[[ DATA RECORDS, beginning ]]

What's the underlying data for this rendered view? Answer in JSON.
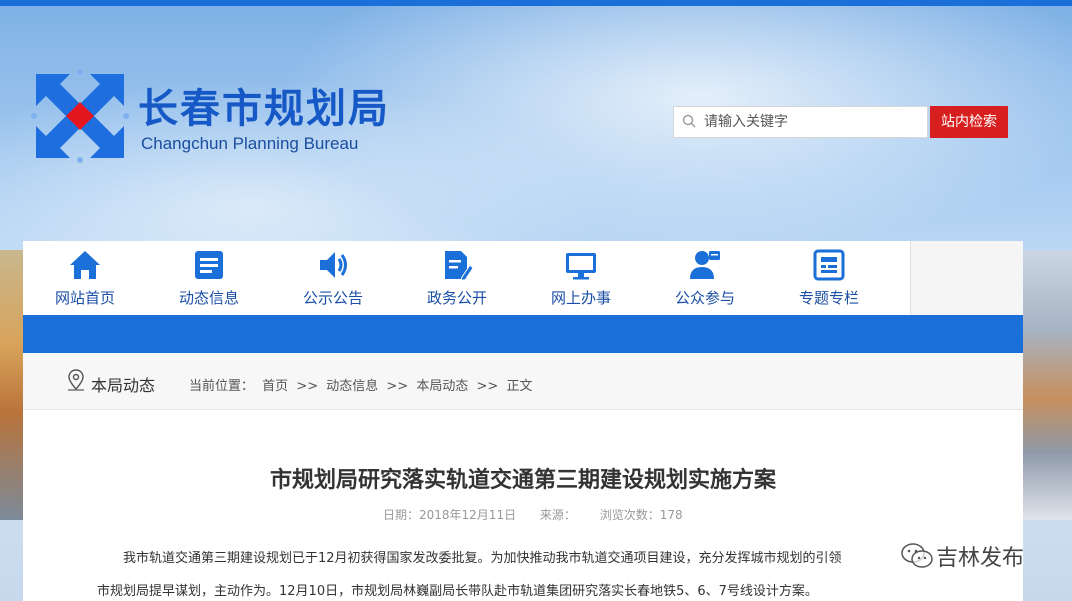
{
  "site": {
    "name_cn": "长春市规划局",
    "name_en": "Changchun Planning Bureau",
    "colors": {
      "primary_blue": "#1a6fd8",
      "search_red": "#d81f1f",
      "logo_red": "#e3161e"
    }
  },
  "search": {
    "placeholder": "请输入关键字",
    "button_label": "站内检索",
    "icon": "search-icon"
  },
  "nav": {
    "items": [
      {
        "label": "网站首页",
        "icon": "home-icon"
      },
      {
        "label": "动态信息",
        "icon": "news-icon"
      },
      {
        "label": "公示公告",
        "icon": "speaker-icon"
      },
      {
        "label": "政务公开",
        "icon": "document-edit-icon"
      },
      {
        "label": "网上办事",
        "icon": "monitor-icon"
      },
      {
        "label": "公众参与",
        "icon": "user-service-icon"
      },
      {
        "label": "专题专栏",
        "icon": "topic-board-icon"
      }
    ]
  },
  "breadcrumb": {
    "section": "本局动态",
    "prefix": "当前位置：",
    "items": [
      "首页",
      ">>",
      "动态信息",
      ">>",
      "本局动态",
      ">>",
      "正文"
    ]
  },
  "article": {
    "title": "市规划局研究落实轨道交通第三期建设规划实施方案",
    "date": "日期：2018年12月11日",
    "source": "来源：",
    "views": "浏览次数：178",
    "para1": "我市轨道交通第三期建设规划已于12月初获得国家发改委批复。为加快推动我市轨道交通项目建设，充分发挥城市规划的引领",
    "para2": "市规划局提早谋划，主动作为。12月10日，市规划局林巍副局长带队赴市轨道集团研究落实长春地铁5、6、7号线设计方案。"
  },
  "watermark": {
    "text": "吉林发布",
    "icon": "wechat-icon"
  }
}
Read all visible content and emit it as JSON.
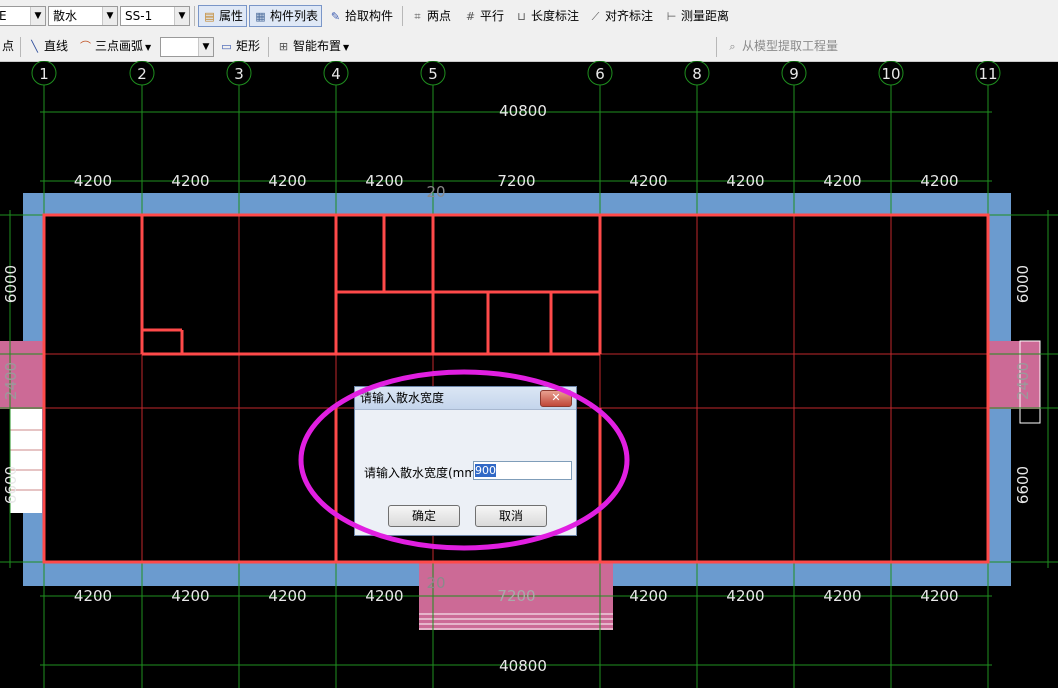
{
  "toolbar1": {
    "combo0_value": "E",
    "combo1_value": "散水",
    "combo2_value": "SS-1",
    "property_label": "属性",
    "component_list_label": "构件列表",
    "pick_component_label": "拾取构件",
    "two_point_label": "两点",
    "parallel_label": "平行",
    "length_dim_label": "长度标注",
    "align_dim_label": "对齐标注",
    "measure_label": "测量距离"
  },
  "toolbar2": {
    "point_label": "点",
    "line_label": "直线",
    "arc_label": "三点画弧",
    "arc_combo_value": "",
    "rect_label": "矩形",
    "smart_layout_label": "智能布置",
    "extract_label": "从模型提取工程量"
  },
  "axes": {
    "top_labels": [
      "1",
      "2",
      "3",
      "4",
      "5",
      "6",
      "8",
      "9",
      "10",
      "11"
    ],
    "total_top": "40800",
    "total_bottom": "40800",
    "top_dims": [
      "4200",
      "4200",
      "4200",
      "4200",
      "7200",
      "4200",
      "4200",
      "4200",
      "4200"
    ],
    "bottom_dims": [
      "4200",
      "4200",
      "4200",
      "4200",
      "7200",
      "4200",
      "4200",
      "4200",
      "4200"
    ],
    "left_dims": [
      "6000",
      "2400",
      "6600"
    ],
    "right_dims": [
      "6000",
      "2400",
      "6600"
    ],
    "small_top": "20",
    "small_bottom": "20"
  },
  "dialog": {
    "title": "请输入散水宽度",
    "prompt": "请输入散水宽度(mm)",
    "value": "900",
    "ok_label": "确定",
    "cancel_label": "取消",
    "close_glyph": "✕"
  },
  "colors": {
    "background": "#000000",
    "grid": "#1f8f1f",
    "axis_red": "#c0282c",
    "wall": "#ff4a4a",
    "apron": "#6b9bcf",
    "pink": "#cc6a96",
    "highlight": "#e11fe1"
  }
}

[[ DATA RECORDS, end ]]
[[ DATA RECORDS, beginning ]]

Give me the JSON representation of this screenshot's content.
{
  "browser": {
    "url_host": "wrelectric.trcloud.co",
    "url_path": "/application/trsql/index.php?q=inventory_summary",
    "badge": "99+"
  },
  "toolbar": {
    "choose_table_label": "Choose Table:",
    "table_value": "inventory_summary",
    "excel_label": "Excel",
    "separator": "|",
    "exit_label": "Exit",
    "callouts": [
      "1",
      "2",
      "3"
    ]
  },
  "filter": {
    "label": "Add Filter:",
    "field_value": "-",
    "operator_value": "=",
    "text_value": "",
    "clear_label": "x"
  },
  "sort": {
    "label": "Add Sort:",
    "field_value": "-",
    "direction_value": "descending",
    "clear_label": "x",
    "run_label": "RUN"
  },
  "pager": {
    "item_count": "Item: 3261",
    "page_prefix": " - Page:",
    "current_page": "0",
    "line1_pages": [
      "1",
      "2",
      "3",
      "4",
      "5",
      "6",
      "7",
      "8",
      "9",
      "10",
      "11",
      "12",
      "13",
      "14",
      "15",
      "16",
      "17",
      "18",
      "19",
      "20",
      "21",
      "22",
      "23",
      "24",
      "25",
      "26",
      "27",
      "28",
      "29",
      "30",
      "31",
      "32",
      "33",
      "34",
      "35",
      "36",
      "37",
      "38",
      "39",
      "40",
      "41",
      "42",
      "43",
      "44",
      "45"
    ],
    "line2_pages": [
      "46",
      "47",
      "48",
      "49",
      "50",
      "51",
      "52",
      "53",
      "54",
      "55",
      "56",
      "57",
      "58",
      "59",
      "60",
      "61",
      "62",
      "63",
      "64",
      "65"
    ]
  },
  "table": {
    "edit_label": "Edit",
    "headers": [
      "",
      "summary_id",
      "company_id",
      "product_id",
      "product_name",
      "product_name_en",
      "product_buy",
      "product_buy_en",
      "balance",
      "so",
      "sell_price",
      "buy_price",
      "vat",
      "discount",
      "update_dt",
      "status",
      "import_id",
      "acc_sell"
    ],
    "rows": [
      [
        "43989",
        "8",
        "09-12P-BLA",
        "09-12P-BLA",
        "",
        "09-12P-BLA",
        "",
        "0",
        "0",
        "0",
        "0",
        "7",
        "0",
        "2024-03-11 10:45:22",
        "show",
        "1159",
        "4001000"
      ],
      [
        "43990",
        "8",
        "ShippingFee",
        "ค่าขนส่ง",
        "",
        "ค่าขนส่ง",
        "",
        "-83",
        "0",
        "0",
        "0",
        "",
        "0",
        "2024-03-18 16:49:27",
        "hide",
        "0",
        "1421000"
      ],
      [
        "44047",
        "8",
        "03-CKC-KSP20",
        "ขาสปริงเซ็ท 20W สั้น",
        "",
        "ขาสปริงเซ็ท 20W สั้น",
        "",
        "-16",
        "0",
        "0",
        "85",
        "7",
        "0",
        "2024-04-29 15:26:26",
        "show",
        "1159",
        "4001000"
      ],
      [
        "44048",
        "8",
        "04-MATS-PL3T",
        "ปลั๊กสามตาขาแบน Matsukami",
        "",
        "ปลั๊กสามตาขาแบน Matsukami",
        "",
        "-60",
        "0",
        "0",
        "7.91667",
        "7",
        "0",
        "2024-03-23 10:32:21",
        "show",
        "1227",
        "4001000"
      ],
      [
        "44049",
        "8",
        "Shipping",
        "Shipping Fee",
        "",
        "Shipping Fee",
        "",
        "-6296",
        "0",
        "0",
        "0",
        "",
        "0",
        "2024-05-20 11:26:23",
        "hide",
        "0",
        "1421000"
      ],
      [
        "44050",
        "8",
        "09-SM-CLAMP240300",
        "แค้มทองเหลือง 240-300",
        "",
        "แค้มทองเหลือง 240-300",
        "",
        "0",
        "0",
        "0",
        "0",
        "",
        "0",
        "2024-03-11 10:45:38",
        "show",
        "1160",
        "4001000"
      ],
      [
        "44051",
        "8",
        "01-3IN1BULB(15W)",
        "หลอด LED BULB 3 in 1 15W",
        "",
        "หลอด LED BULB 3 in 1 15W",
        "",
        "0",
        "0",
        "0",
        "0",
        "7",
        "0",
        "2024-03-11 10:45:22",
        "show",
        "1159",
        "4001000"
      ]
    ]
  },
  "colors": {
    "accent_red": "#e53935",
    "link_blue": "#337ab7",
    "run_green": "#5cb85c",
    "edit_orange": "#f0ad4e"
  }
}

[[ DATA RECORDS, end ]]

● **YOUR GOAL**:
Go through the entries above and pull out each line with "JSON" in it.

● **ANSWER SECTION**:
What's the underlying data for this rendered view? Answer in JSON.
Read all visible content and emit it as JSON.
Give me the JSON representation of this screenshot's content.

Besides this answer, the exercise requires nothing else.